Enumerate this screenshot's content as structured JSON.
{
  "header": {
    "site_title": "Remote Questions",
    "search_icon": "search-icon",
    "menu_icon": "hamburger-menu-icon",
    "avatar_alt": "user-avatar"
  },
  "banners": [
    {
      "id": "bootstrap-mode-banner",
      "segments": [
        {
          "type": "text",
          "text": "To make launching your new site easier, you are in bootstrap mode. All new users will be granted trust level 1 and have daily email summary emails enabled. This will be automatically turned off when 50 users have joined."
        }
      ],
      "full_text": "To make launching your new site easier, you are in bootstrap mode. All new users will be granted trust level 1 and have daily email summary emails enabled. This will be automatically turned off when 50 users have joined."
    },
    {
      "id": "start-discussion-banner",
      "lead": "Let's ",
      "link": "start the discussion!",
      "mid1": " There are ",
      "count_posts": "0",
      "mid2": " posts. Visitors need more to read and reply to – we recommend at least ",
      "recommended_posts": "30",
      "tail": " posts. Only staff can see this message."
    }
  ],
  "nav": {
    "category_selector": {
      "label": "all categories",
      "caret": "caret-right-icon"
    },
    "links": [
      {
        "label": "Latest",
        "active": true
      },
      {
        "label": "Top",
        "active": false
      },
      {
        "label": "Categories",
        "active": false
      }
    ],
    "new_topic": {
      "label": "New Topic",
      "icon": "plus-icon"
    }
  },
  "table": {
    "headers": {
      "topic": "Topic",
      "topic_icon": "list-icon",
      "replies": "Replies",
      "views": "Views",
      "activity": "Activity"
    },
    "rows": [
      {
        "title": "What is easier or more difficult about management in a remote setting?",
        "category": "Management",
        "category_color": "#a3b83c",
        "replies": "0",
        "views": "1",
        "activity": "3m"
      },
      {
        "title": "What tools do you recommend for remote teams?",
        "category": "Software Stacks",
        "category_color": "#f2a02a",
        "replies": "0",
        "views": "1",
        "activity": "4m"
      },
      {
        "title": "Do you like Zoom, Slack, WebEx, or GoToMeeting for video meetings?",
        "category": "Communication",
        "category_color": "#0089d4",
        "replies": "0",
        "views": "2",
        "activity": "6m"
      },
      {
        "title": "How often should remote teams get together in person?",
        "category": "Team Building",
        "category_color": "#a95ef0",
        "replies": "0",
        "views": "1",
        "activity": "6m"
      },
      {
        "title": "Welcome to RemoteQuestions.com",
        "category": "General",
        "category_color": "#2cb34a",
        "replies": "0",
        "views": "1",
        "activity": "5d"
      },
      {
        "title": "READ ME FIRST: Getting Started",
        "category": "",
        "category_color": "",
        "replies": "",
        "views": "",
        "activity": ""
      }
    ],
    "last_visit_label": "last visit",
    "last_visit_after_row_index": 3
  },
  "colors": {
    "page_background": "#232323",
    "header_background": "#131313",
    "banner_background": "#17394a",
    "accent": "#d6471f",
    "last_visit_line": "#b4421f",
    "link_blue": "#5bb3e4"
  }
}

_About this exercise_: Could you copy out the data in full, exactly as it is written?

_Answer space_:
Enumerate this screenshot's content as structured JSON.
{
  "header": {
    "site_title": "Remote Questions",
    "search_icon": "search-icon",
    "menu_icon": "hamburger-menu-icon",
    "avatar_alt": "user-avatar"
  },
  "banners": [
    {
      "id": "bootstrap-mode-banner",
      "segments": [
        {
          "type": "text",
          "text": "To make launching your new site easier, you are in bootstrap mode. All new users will be granted trust level 1 and have daily email summary emails enabled. This will be automatically turned off when 50 users have joined."
        }
      ],
      "full_text": "To make launching your new site easier, you are in bootstrap mode. All new users will be granted trust level 1 and have daily email summary emails enabled. This will be automatically turned off when 50 users have joined."
    },
    {
      "id": "start-discussion-banner",
      "lead": "Let's ",
      "link": "start the discussion!",
      "mid1": " There are ",
      "count_posts": "0",
      "mid2": " posts. Visitors need more to read and reply to – we recommend at least ",
      "recommended_posts": "30",
      "tail": " posts. Only staff can see this message."
    }
  ],
  "nav": {
    "category_selector": {
      "label": "all categories",
      "caret": "caret-right-icon"
    },
    "links": [
      {
        "label": "Latest",
        "active": true
      },
      {
        "label": "Top",
        "active": false
      },
      {
        "label": "Categories",
        "active": false
      }
    ],
    "new_topic": {
      "label": "New Topic",
      "icon": "plus-icon"
    }
  },
  "table": {
    "headers": {
      "topic": "Topic",
      "topic_icon": "list-icon",
      "replies": "Replies",
      "views": "Views",
      "activity": "Activity"
    },
    "rows": [
      {
        "title": "What is easier or more difficult about management in a remote setting?",
        "category": "Management",
        "category_color": "#a3b83c",
        "replies": "0",
        "views": "1",
        "activity": "3m"
      },
      {
        "title": "What tools do you recommend for remote teams?",
        "category": "Software Stacks",
        "category_color": "#f2a02a",
        "replies": "0",
        "views": "1",
        "activity": "4m"
      },
      {
        "title": "Do you like Zoom, Slack, WebEx, or GoToMeeting for video meetings?",
        "category": "Communication",
        "category_color": "#0089d4",
        "replies": "0",
        "views": "2",
        "activity": "6m"
      },
      {
        "title": "How often should remote teams get together in person?",
        "category": "Team Building",
        "category_color": "#a95ef0",
        "replies": "0",
        "views": "1",
        "activity": "6m"
      },
      {
        "title": "Welcome to RemoteQuestions.com",
        "category": "General",
        "category_color": "#2cb34a",
        "replies": "0",
        "views": "1",
        "activity": "5d"
      },
      {
        "title": "READ ME FIRST: Getting Started",
        "category": "",
        "category_color": "",
        "replies": "",
        "views": "",
        "activity": ""
      }
    ],
    "last_visit_label": "last visit",
    "last_visit_after_row_index": 3
  },
  "colors": {
    "page_background": "#232323",
    "header_background": "#131313",
    "banner_background": "#17394a",
    "accent": "#d6471f",
    "last_visit_line": "#b4421f",
    "link_blue": "#5bb3e4"
  }
}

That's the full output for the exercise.